In a 28 October 1997 testimony before the United States House of Representatives Committee of International Relations, Nina Shea, Director of the Center for Religious Freedom at Freedom House stated that "there are priests and bishops in the Patriotic Catholic Church who are also recognized by the Vatican, and some of the official Protestant churches cooperate with underground Christians...But independent churches they are not" (Federal Document Clearing House Congressional Testimony).
The latter source adds that Patriotic churches are prohibited to work with people under the age of 18, that their clergy must preach within set geographical boundaries, and that their church venues must be approved by the government (ibid.).
In reference to baptism, a 22 May 1996 AP report specifies that the sacrament of baptism is limited to people over the age of 18. The same report states that a World Council of Churches delegation to China estimated that the number of baptized Christians was approximately 10 million. In its White Paper on Religious Freedom, the Chinese government states that baptism is among the religious practices protected by law (Xinhua 18 Oct. 1997). A 14 December 1997 AFP report and an April 1995 Beijing Review report also state that the Chinese Catholic Patriotic Churches conduct baptisms. The Beijing Review report adds that some 50,000 to 60,000 people have been baptized annually by Catholic Patriotic Churches in China (Apr. 1995).
This Response was prepared after researching publicly accessible information currently available to the Research Directorate within time constraints. This Response is not, and does not purport to be, conclusive as to the merit of any particular claim to refugee status or asylum.
Agence France Presse (AFP). 22 January 1998. "Bishop of Beijing Elected President of China's Catholics." (NEXIS)
_____. [Hong Kong, in English]. 14 December 1997. "China's Catholic Church Looks to Pope." (FBIS-CHI-97-347/WNC) [Accessed 17 Feb. 1998]

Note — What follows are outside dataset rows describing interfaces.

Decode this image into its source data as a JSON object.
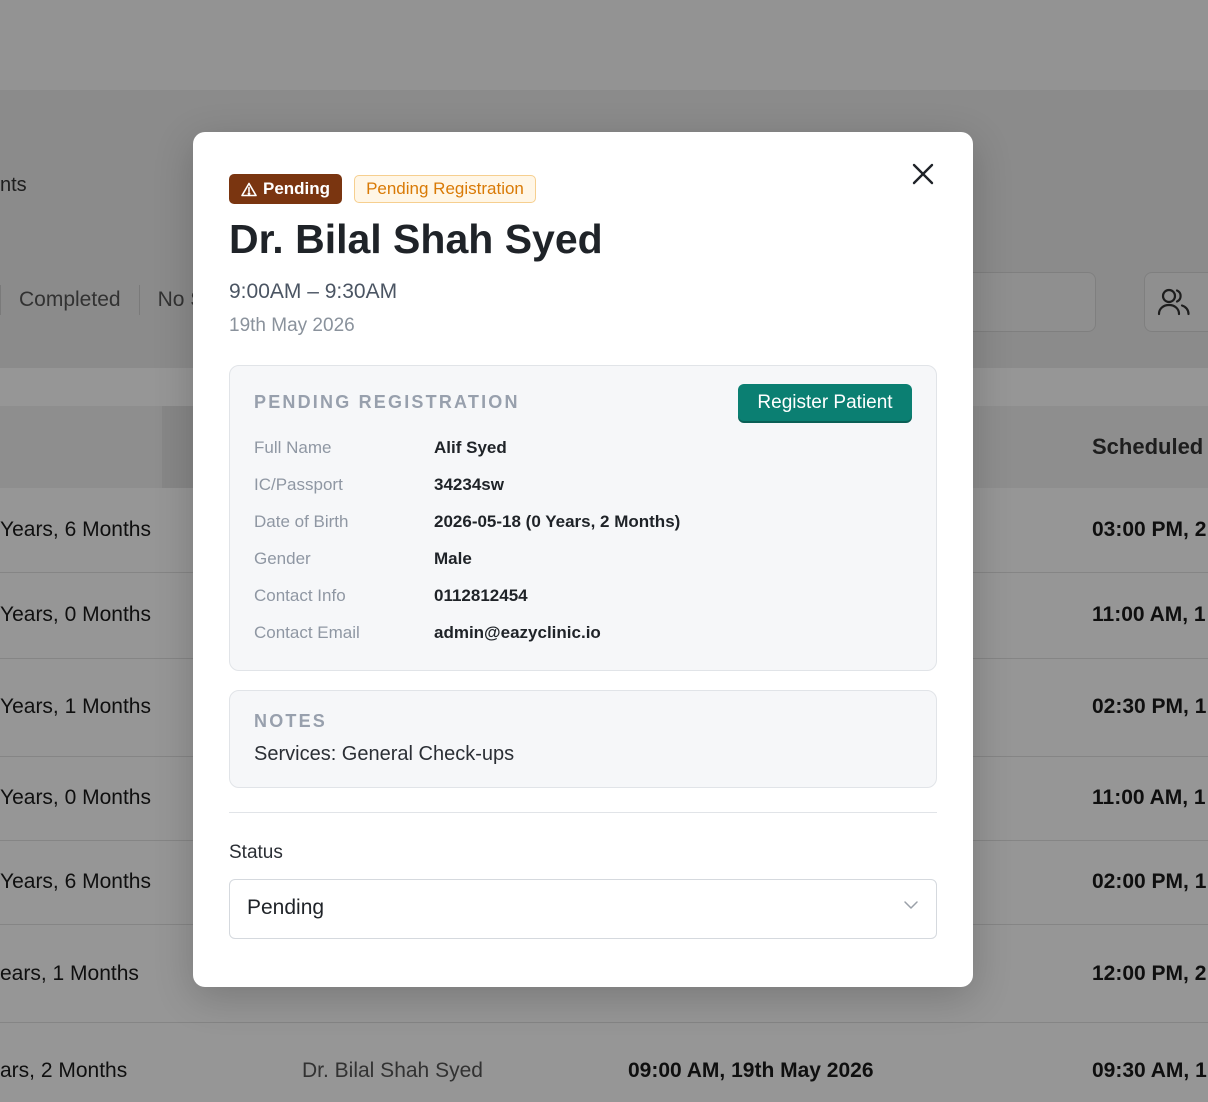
{
  "background": {
    "page_title_fragment": "nts",
    "tabs": [
      "Completed",
      "No S"
    ],
    "table_header_scheduled": "Scheduled E",
    "rows": [
      {
        "age": "Years, 6 Months",
        "time": "03:00 PM, 2"
      },
      {
        "age": "Years, 0 Months",
        "time": "11:00 AM, 1"
      },
      {
        "age": "Years, 1 Months",
        "time": "02:30 PM, 1"
      },
      {
        "age": "Years, 0 Months",
        "time": "11:00 AM, 1"
      },
      {
        "age": "Years, 6 Months",
        "time": "02:00 PM, 1"
      },
      {
        "age": "ears, 1 Months",
        "time": "12:00 PM, 2"
      },
      {
        "age": "ars, 2 Months",
        "doctor": "Dr. Bilal Shah Syed",
        "appointment": "09:00 AM, 19th May 2026",
        "time": "09:30 AM, 1"
      }
    ]
  },
  "modal": {
    "status_badge": "Pending",
    "status_badge_icon": "warning-icon",
    "registration_badge": "Pending Registration",
    "doctor_name": "Dr. Bilal Shah Syed",
    "time_range": "9:00AM – 9:30AM",
    "date": "19th May 2026",
    "pending_registration": {
      "title": "PENDING REGISTRATION",
      "register_button": "Register Patient",
      "fields": [
        {
          "label": "Full Name",
          "value": "Alif Syed"
        },
        {
          "label": "IC/Passport",
          "value": "34234sw"
        },
        {
          "label": "Date of Birth",
          "value": "2026-05-18 (0 Years, 2 Months)"
        },
        {
          "label": "Gender",
          "value": "Male"
        },
        {
          "label": "Contact Info",
          "value": "0112812454"
        },
        {
          "label": "Contact Email",
          "value": "admin@eazyclinic.io"
        }
      ]
    },
    "notes": {
      "title": "NOTES",
      "text": "Services: General Check-ups"
    },
    "status": {
      "label": "Status",
      "value": "Pending"
    }
  },
  "colors": {
    "status_badge_bg": "#7a3510",
    "registration_badge_text": "#d97a06",
    "registration_badge_bg": "#fff6e6",
    "register_button_bg": "#0b7f72",
    "overlay": "rgba(0,0,0,0.41)"
  }
}
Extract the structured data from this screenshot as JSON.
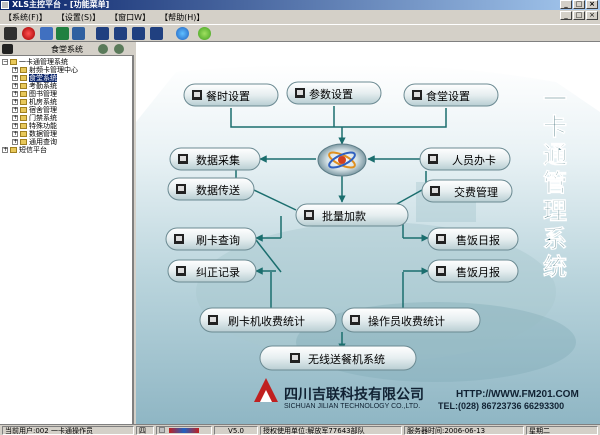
{
  "window": {
    "title": "XLS主控平台 - [功能菜单]"
  },
  "menu": [
    "【系统(F)】",
    "【设置(S)】",
    "【窗口W】",
    "【帮助(H)】"
  ],
  "panel": {
    "title": "食堂系统"
  },
  "tree": [
    {
      "label": "一卡通管理系统",
      "level": 0,
      "expanded": true
    },
    {
      "label": "射频卡管理中心",
      "level": 1,
      "expanded": false
    },
    {
      "label": "食堂系统",
      "level": 1,
      "expanded": false,
      "selected": true
    },
    {
      "label": "考勤系统",
      "level": 1,
      "expanded": false
    },
    {
      "label": "图书管理",
      "level": 1,
      "expanded": false
    },
    {
      "label": "机房系统",
      "level": 1,
      "expanded": false
    },
    {
      "label": "宿舍管理",
      "level": 1,
      "expanded": false
    },
    {
      "label": "门禁系统",
      "level": 1,
      "expanded": false
    },
    {
      "label": "特殊功能",
      "level": 1,
      "expanded": false
    },
    {
      "label": "数据管理",
      "level": 1,
      "expanded": false
    },
    {
      "label": "通用查询",
      "level": 1,
      "expanded": false
    },
    {
      "label": "短信平台",
      "level": 0,
      "expanded": false
    }
  ],
  "diagram": {
    "nodes": {
      "meal_time": "餐时设置",
      "params": "参数设置",
      "canteen": "食堂设置",
      "data_collect": "数据采集",
      "data_transfer": "数据传送",
      "card_issue": "人员办卡",
      "trans_mgmt": "交费管理",
      "batch_add": "批量加款",
      "swipe_query": "刷卡查询",
      "correction": "纠正记录",
      "sales_day": "售饭日报",
      "sales_month": "售饭月报",
      "machine_stats": "刷卡机收费统计",
      "operator_stats": "操作员收费统计",
      "wireless": "无线送餐机系统"
    },
    "vertical_title": "一卡通管理系统",
    "company": {
      "name_cn": "四川吉联科技有限公司",
      "name_en": "SICHUAN JILIAN TECHNOLOGY CO.,LTD.",
      "url": "HTTP://WWW.FM201.COM",
      "tel": "TEL:(028) 86723736  66293300"
    }
  },
  "status": {
    "user": "当前用户:002 一卡通操作员",
    "module": "四",
    "version": "V5.0",
    "license": "授权使用单位:解放军77643部队",
    "server_time": "服务器时间:2006-06-13",
    "weekday": "星期二"
  }
}
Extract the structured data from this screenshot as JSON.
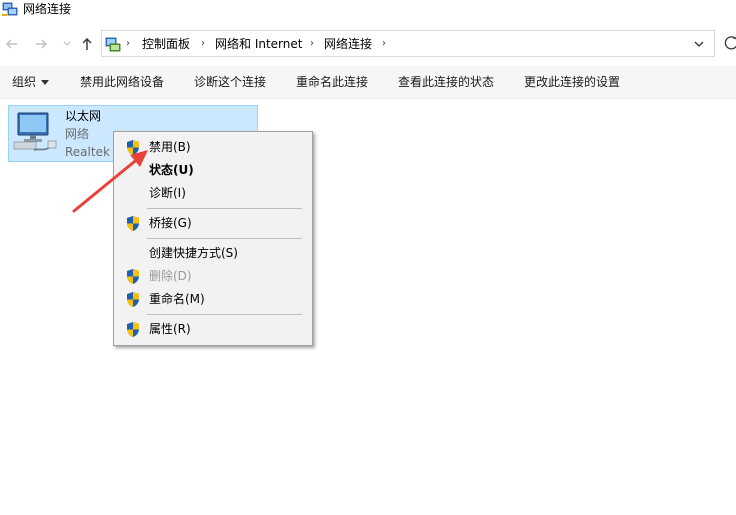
{
  "window": {
    "title": "网络连接",
    "title_icon": "network-connections-icon"
  },
  "nav": {
    "back_icon": "arrow-left-icon",
    "forward_icon": "arrow-right-icon",
    "recent_icon": "chevron-down-icon",
    "up_icon": "arrow-up-icon",
    "refresh_icon": "refresh-icon"
  },
  "address": {
    "breadcrumbs": [
      "控制面板",
      "网络和 Internet",
      "网络连接"
    ],
    "separator": "›"
  },
  "commandbar": {
    "organize": "组织",
    "disable_device": "禁用此网络设备",
    "diagnose": "诊断这个连接",
    "rename": "重命名此连接",
    "view_status": "查看此连接的状态",
    "change_settings": "更改此连接的设置"
  },
  "connection": {
    "name": "以太网",
    "status": "网络",
    "adapter": "Realtek",
    "icon": "ethernet-adapter-icon"
  },
  "context_menu": {
    "items": [
      {
        "label": "禁用(B)",
        "icon": "uac-shield-icon",
        "bold": false,
        "disabled": false
      },
      {
        "label": "状态(U)",
        "icon": "",
        "bold": true,
        "disabled": false
      },
      {
        "label": "诊断(I)",
        "icon": "",
        "bold": false,
        "disabled": false
      },
      {
        "label": "桥接(G)",
        "icon": "uac-shield-icon",
        "bold": false,
        "disabled": false
      },
      {
        "label": "创建快捷方式(S)",
        "icon": "",
        "bold": false,
        "disabled": false
      },
      {
        "label": "删除(D)",
        "icon": "uac-shield-icon",
        "bold": false,
        "disabled": true
      },
      {
        "label": "重命名(M)",
        "icon": "uac-shield-icon",
        "bold": false,
        "disabled": false
      },
      {
        "label": "属性(R)",
        "icon": "uac-shield-icon",
        "bold": false,
        "disabled": false
      }
    ]
  },
  "annotation": {
    "arrow_color": "#e8423b",
    "selection_color": "#cce8ff"
  }
}
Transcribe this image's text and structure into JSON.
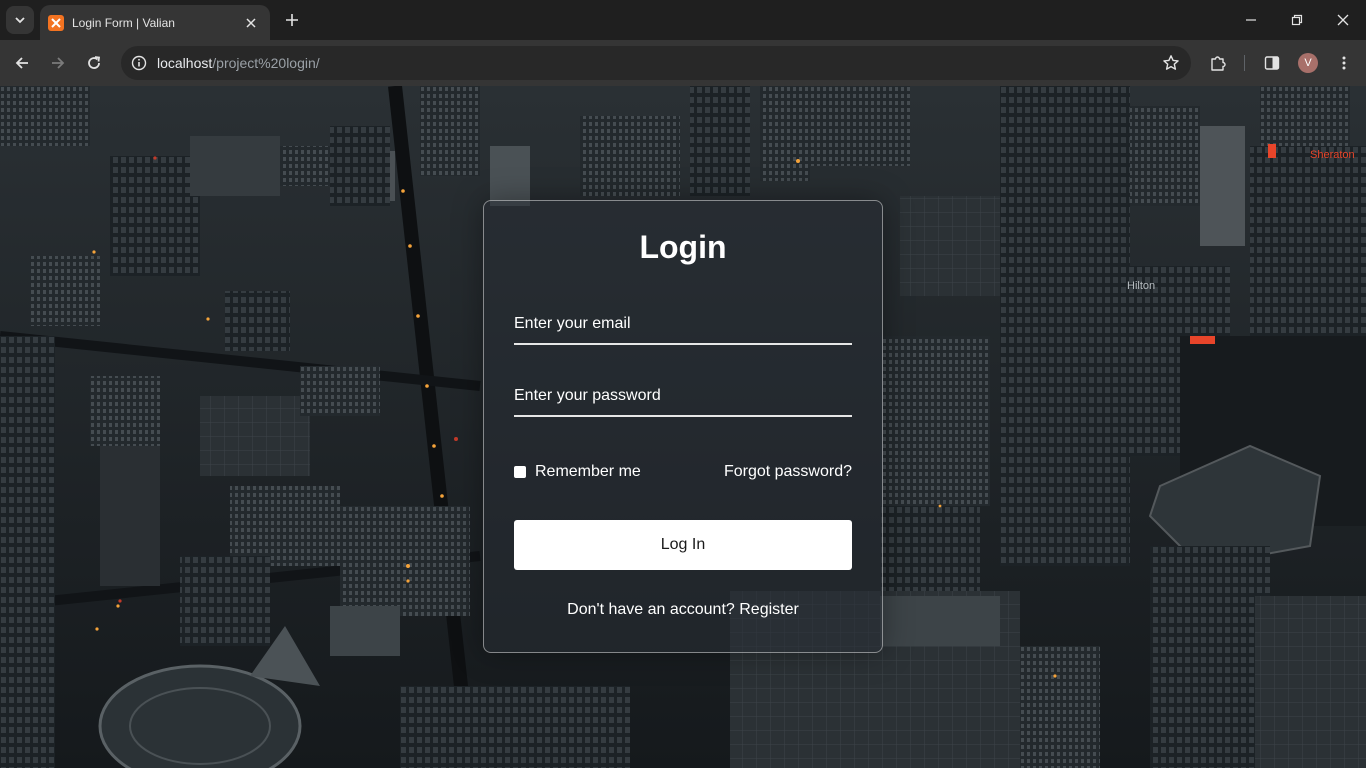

Amnesty International. July 1996. Religious Repression in China. (AI Index: ASA 17/69/96). London: Amnesty International.
Associated Press (AP). 22 May 1996. "Christianity Is Growing in China 'at Breathtaking Speed,' the World Council of Churches Said Wednesday." (NEXIS)
Beijing Review [in English]. 17-23 April 1995. "Bishop on Catholicism's Acceptance Viewed." (FBIS-CHI-95-078/WNC) [Accessed 17 Feb. 1998]
Federal Document Clearing House Congressional Testimony [Washington]. 28 October 1997. "Testimony October 28, 1997 Nina Shea Director, Center for Religious Freedom House International Relations International Operations and Human Rights in China." (NEXIS)
Human Rights Watch (HRW)/Asia. December 1995. China: Religious Persecution Persists. New York: Human Rights Watch.
Xinhua. 16 October 1997. "China Issues White Paper on Religious Freedom." (BBC Summary 18 Oct. 1997/NEXIS)